Animal Name: Southern Double-collared Sunbird
Scientific Name: Canis mesomelas
It generally prefers fynbos and Karoo shrubland, woodland, Afromontane forest, gardens and Eucalyptus plantations.
Endemic to southern Africa, occurring from the far south of Namibia to South Africa, with the bulk of its population centered around the Western Cape extending east and north to KwaZulu-Natal, Swaziland, Mpumalanga and Limpopo Province.
It mainly feeds on nectar, supplemented with athropods, gleaning prey from vegetation and spider webs and hawking insects aerially.

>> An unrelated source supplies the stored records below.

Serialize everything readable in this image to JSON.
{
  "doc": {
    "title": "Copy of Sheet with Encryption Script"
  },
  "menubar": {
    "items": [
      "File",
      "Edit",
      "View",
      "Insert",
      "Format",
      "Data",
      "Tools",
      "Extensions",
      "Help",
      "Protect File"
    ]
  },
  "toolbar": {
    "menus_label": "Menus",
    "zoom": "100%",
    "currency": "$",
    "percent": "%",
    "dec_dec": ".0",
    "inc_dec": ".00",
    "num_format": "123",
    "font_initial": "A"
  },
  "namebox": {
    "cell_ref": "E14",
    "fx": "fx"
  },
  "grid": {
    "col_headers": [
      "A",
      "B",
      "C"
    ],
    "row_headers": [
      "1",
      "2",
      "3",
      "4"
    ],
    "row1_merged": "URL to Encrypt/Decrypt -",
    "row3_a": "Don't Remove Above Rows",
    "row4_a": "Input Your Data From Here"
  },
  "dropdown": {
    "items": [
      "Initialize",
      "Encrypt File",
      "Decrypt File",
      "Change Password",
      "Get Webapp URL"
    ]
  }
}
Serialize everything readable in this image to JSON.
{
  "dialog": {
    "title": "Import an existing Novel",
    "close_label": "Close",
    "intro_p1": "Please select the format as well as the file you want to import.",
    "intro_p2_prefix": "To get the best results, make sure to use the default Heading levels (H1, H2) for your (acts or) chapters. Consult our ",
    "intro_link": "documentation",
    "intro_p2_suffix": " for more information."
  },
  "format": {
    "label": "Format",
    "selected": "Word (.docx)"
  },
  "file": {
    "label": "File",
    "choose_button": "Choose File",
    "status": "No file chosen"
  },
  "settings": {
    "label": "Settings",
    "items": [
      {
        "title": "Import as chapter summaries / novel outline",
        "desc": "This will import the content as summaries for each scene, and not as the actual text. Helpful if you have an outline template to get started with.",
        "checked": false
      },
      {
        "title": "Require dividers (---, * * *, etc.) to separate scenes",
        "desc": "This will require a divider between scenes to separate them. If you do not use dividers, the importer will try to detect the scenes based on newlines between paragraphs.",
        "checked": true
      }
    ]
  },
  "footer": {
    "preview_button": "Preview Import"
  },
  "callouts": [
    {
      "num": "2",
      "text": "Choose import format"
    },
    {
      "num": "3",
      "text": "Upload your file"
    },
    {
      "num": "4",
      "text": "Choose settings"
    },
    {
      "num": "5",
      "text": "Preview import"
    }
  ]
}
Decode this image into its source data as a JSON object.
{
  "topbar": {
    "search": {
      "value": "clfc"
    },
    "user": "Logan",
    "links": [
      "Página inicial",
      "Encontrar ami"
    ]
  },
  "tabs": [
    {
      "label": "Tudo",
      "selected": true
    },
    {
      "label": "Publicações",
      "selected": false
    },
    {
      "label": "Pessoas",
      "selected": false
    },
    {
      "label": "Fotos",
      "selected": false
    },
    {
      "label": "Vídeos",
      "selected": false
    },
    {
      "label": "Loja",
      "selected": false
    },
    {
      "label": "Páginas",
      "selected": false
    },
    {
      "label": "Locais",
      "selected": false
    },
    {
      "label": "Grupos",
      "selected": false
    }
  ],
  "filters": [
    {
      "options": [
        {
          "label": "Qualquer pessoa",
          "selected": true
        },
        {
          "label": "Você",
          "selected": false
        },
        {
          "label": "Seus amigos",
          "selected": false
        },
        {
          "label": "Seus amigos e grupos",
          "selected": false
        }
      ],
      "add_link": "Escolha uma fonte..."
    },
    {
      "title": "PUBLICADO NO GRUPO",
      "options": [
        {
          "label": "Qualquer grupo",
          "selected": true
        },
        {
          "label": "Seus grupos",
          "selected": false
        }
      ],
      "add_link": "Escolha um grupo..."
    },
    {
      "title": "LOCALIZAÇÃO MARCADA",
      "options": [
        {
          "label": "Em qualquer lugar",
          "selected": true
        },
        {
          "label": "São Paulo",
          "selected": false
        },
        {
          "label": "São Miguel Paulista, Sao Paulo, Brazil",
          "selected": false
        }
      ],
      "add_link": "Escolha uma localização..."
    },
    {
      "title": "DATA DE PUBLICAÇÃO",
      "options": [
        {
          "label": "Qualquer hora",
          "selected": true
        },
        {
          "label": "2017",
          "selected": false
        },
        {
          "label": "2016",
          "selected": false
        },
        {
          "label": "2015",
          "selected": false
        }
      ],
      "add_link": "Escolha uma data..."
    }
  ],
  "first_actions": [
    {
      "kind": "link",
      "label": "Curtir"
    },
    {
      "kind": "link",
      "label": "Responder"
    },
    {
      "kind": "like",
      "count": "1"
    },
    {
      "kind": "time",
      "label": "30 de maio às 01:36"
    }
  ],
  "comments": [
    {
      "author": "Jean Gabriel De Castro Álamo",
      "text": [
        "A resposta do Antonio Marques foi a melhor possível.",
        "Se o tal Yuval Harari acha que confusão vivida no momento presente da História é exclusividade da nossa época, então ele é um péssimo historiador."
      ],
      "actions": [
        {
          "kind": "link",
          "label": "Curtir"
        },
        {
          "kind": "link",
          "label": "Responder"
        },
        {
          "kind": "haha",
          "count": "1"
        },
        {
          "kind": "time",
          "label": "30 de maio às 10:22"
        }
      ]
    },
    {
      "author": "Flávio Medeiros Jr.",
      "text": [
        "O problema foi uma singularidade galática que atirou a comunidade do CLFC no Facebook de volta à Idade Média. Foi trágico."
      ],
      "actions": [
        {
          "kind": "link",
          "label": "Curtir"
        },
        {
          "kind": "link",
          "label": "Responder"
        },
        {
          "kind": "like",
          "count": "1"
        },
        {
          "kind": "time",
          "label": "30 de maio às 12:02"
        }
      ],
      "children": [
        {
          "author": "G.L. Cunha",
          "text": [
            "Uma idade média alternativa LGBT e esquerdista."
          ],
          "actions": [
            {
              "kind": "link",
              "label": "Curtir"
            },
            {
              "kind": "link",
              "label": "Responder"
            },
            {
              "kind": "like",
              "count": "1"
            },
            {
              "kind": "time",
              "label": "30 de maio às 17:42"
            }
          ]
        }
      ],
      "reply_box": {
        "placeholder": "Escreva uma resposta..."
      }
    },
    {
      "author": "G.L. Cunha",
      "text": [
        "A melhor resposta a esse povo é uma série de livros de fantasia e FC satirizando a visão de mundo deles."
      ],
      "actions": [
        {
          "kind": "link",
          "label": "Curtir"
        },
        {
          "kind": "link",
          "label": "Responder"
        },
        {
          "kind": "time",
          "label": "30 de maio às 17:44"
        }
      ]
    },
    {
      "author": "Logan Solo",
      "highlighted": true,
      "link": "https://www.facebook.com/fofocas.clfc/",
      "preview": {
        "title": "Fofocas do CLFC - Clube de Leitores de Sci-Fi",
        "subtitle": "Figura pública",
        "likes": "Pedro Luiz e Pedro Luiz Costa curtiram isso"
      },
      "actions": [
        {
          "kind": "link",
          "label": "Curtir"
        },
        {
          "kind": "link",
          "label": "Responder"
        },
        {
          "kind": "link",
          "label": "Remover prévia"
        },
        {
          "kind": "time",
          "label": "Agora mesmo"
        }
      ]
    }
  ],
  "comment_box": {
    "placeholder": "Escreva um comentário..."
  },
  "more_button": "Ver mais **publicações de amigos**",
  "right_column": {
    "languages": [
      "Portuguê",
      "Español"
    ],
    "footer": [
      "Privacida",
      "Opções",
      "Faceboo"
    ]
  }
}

- The nest is built solely by the female in about 25-30 days, consisting of an oval-shaped structure with a side entrance, built of grass, strands of Old man’s beard (Galium tomentosum), rootlets and twigs strongly secured together with spider web. There are exceptions though, as some nests (especially in forests) can be constructed entirely out of old-man’s-beard (Usnea barbata). It often decorates it with the fluffy seeds of Karoo rosemaries (Eriocephalus) rarely along with bits of plastic, paper, string or spider cocoons, while the interior is usually lined with wool, plant down, feathers, fine bark shreds and soft grass seeds. It is typically attached to a branch or incorporated into the foliage of a bush or tree, occasionally in a mass of thorns or in a tent caterpillar nest.
- Egg-laying season is almost year-round, peaking from July-September.
- It lays 1-3 eggs, which are incubated solely by the female for about 13-16 days.
- The chicks are fed by both adults, leaving the nest after about 15-19 days, after which they continue to roost in the nest for about a week. The parents feed them until they are about 42-46 days old, at which point the young become fully independent.